Focus of SWFL - Getting Creative

Page 48



of Michael St. Amand

By Robert P. Metzger, Ph.D. Photography by Garth Francis



The imaginative flow of images in the radiant paintings of Michael St. Amand play on the difference between illusion and reality. Each work draws in the viewer with a proliferation of images which become a catalyst for intensely personal dreams and fantasies of the artist. His perplexingly zestful juxtapositions of man and the objects around him, with their shifting scale and dislocations, are replete with unexpected sensations and feelings. The incredible, bewildering forms are not always a snap to identify and challenge our preconceptions and assumptions about the rationalization of reality. The forceful cinematic images in his fragmented compositions reveal themselves gradually, as associations begin to emerge from the kaleidoscopic visual experience. The unpredictable changeability of his vision encompasses the broad spectrum of contemporary culture. His sense of justice and empathy are especially apparent in his enlightened treatment of political and socio-sexual topics. The artist's mastery of incorporating photographs, found objects, and collage into his paintings is matched by his remarkable multilayered bursts of Day-Glow paints and vibrant fluorescent pigments. St. Amand's provocative riddles possess a powerful sense of peripheral vision as he brilliantly meshes disparate forms, from flatly rendered passages to three-dimensional objects and personages depicted in a traditional illusionistic way. The viewer is invited to decipher the content of his primal fantasies which are crammed with allegories of love, anxiety, betrayal, loneliness, and redemption. From the dark recesses of his verdant imagination he paints, free of preconceptions, the ordinary language as well as the soaring poetry of basic signs. These conventional everyday images reveal profound truths of universal time through his method of rotating the point of view in the tradition of Cezanne and the Cubists. Eschewing one-point perspective, he applies layers of primary colors, as well as grays, blacks, and whites. His gestural brushwork, internal structural divisions, and collaged textiles and photographs capture the unique rhythm of modern life and offer a parallel language to our reality. By juxtaposing personal symbols with universal symbols, he achieves a unity in diversity which expresses the paradox and contradiction in a reality which is relative to our degree of understanding. These heavily textured complex compositions are characterized by a plurality of visceral images which integrate to form a whole, distinct universe. 48 FOCUS of SWFL 2013
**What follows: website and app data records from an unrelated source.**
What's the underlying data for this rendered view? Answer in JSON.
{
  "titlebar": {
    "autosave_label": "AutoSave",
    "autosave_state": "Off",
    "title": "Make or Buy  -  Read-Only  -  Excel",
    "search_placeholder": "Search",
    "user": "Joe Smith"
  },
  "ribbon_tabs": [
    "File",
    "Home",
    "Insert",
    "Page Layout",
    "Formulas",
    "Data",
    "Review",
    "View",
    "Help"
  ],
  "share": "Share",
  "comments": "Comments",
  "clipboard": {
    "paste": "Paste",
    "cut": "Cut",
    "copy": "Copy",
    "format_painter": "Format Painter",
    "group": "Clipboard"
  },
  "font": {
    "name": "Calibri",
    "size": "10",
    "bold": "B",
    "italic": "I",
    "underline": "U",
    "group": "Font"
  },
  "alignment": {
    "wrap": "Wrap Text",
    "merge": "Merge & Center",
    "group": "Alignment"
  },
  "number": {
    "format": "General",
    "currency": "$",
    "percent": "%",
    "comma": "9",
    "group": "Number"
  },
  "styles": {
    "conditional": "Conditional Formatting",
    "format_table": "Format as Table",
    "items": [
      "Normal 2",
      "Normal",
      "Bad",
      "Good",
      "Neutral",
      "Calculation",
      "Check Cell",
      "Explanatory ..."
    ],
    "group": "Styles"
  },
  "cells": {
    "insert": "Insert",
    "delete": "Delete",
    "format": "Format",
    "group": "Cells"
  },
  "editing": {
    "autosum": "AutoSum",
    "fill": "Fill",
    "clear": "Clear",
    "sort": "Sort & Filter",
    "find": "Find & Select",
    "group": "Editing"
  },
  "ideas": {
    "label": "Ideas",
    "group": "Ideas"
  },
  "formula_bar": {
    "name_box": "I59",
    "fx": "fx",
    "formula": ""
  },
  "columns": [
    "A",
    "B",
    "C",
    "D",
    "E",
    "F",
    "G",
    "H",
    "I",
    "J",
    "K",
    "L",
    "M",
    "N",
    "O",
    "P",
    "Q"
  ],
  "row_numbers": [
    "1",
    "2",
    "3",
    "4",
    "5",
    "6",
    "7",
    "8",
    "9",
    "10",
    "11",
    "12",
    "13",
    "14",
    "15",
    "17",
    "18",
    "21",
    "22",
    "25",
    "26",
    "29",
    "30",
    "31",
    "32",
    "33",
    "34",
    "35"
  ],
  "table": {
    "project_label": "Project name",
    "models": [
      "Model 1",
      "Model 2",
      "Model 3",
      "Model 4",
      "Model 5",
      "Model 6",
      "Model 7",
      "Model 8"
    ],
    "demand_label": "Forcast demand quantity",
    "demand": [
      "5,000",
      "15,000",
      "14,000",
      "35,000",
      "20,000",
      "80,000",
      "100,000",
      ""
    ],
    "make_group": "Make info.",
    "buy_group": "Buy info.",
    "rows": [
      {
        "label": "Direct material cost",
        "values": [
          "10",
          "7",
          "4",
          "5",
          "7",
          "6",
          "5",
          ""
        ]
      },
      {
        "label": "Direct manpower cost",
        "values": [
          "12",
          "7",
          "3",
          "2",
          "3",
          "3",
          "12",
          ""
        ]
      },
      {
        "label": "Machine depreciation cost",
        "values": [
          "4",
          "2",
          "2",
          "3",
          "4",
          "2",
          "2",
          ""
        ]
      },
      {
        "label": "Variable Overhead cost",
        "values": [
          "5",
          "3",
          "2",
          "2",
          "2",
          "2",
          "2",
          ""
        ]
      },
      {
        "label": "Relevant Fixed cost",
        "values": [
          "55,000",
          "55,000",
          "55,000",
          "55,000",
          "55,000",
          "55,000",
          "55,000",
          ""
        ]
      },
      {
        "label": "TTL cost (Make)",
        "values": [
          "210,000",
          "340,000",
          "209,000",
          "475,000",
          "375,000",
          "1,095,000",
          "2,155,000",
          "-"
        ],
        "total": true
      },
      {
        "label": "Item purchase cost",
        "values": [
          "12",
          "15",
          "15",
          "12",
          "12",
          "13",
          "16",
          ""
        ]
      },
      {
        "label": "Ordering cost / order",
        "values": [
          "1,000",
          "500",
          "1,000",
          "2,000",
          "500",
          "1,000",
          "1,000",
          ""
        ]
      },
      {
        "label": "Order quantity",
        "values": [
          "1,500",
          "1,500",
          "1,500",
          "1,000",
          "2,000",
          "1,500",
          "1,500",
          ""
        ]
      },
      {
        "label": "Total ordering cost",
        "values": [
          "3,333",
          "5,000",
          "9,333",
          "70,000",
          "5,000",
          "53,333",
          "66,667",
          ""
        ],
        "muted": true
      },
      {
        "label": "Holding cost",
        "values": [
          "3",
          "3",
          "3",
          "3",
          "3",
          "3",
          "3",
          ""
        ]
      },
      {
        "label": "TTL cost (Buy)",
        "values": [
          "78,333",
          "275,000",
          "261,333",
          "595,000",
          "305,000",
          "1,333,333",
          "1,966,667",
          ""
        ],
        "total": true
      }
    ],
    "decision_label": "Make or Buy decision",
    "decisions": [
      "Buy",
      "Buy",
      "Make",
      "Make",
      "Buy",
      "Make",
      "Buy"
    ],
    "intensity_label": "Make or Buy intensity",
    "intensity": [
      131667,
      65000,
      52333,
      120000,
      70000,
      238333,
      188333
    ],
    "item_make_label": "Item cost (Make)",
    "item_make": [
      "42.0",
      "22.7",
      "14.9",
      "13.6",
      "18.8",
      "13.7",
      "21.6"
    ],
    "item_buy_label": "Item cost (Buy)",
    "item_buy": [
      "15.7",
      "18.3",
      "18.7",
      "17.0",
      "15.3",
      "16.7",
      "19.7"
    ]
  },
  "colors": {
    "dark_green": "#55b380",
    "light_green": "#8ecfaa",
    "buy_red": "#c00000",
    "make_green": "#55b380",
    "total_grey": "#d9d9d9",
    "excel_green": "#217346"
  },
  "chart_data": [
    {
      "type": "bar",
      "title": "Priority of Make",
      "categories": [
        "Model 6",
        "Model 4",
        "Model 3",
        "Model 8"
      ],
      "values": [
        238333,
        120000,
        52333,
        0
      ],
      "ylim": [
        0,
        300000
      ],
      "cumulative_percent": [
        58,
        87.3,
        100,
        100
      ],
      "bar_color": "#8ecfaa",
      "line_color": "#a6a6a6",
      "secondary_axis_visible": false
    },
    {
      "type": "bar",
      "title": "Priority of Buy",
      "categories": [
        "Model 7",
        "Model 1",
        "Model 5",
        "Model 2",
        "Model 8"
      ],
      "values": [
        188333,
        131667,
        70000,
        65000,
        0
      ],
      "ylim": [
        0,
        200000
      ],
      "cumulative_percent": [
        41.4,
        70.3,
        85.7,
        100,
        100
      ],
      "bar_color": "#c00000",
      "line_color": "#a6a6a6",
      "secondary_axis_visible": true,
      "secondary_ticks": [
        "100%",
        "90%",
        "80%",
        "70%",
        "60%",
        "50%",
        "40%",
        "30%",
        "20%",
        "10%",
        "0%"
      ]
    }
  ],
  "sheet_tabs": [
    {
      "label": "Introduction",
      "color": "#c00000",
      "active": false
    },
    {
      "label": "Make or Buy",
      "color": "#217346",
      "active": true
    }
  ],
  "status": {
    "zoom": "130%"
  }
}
St. Amand's bounty of images, styles, and themes manage to straddle the line between the literal and the abstract. His canvases simultaneously contain sections that are on the one hand noisy and dense and others that are mute and mysterious. Rapid passages of painterly brushwork are set alongside of languid sections of controlled exactitude. He possesses an uncanny ability to create visual oppositions which range from visual buoyancy to dead weight, alternately rendered in three-dimensional deep perspective or flat shallow space. His obsessive iconographical elements run the gamut from the timeless and spaceless to the decisive and spontaneous. One key recurring image is the black silhouette of a gesturing man in a coat and trousers. The dark figure contrasts to the wide chromatic scale of his various surroundings, reminiscent of Rene Magritte's familiar man in a bowler hat. The stenciled numbers bring to mind Jasper Johns, while the framing divisions recall the fragmented spaces of James Rosenquist. Although money, especially the once almighty U.S. dollar bill, figures in many of St. Amand's paintings, his work is refreshingly free of the blatant celebration of consumerism in the art of Andy Warhol, Robert Rauschenberg, and Jasper Johns. Other oft repeated images include: missiles, space ships, and rockets as well as outdated simpler mechanical devices; tufts of orchids; endangered species such as the elephant, rhinoceros, leopard, lion, and various insects; indigenous peoples, ballet dancers, photographs of classic painting and sculpture; postage stamps; and various textiles. In all his work, St. Amand puts his unique spin on his modernist and postmodernist sources. His paintings awaken our senses to profound truths concerning our world and our place in it. 1. A Day In The Jungle Mixed Media On Canvas 96” x 72” | 243.8 cm x 182.9 cm, 2013 2. Bubble Gum and Lollipops Mixed Media On Canvas 96” x 72” | 243.8 cm x 182.9 cm, 2013